- **Goal of the exercise**:
Return the entries below word for word. No picture belongs in the copy.

^^^^

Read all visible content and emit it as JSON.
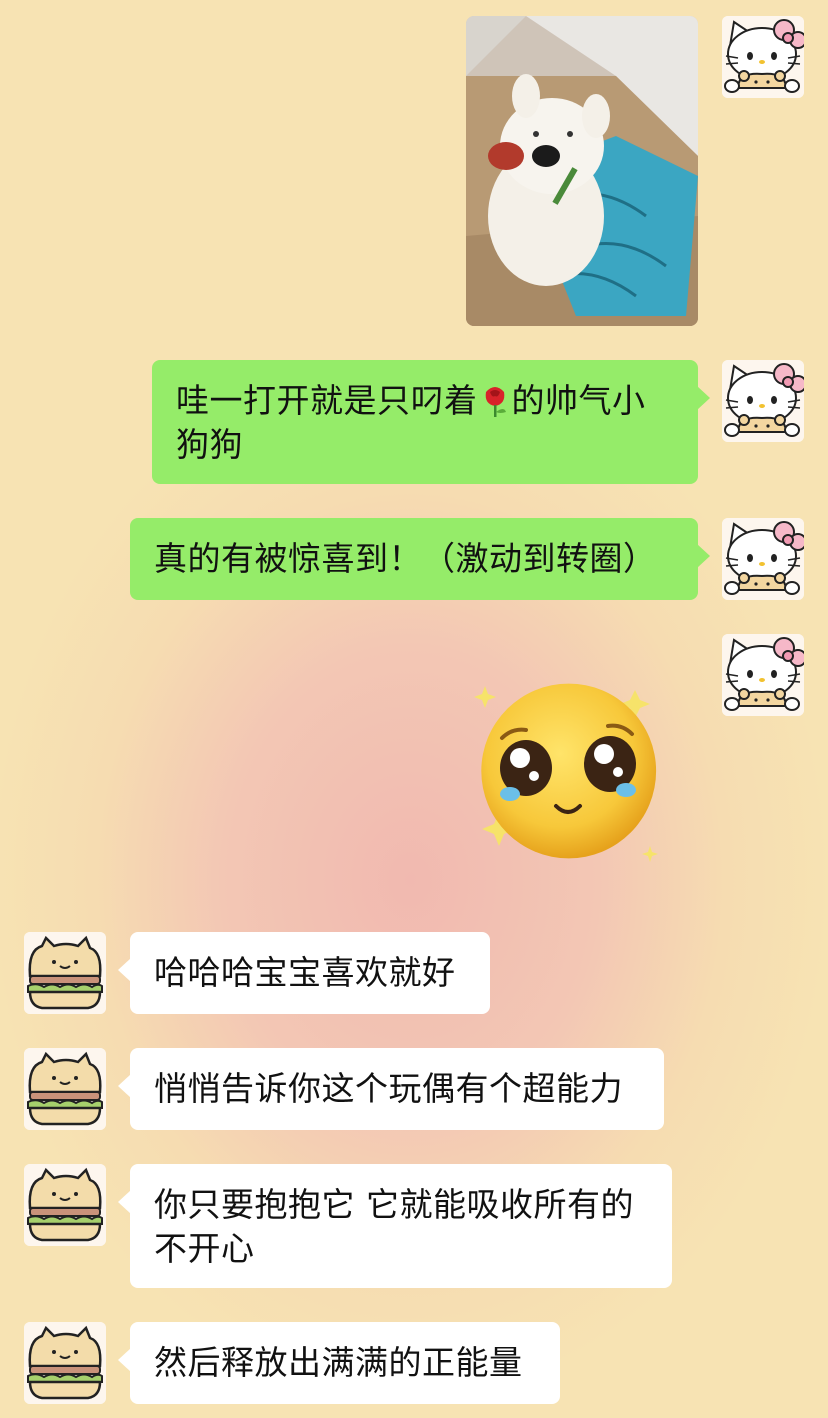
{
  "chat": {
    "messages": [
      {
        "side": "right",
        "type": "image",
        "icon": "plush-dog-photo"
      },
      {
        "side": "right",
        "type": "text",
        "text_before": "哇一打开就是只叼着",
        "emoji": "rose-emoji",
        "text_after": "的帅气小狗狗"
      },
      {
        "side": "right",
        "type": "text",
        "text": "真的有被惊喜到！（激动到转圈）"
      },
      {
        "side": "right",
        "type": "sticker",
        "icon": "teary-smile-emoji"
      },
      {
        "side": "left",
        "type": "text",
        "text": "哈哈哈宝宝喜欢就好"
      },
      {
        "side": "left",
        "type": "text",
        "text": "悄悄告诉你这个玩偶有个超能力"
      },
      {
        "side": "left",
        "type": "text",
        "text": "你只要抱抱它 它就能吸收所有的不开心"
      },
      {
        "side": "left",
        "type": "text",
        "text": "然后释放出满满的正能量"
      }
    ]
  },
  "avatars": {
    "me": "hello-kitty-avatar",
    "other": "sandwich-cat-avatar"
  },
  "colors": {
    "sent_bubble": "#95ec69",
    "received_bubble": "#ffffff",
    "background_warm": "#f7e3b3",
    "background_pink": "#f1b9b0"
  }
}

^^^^

- **Response to this exercise**:
Read all visible content and emit it as JSON.
{
  "chat": {
    "messages": [
      {
        "side": "right",
        "type": "image",
        "icon": "plush-dog-photo"
      },
      {
        "side": "right",
        "type": "text",
        "text_before": "哇一打开就是只叼着",
        "emoji": "rose-emoji",
        "text_after": "的帅气小狗狗"
      },
      {
        "side": "right",
        "type": "text",
        "text": "真的有被惊喜到！（激动到转圈）"
      },
      {
        "side": "right",
        "type": "sticker",
        "icon": "teary-smile-emoji"
      },
      {
        "side": "left",
        "type": "text",
        "text": "哈哈哈宝宝喜欢就好"
      },
      {
        "side": "left",
        "type": "text",
        "text": "悄悄告诉你这个玩偶有个超能力"
      },
      {
        "side": "left",
        "type": "text",
        "text": "你只要抱抱它 它就能吸收所有的不开心"
      },
      {
        "side": "left",
        "type": "text",
        "text": "然后释放出满满的正能量"
      }
    ]
  },
  "avatars": {
    "me": "hello-kitty-avatar",
    "other": "sandwich-cat-avatar"
  },
  "colors": {
    "sent_bubble": "#95ec69",
    "received_bubble": "#ffffff",
    "background_warm": "#f7e3b3",
    "background_pink": "#f1b9b0"
  }
}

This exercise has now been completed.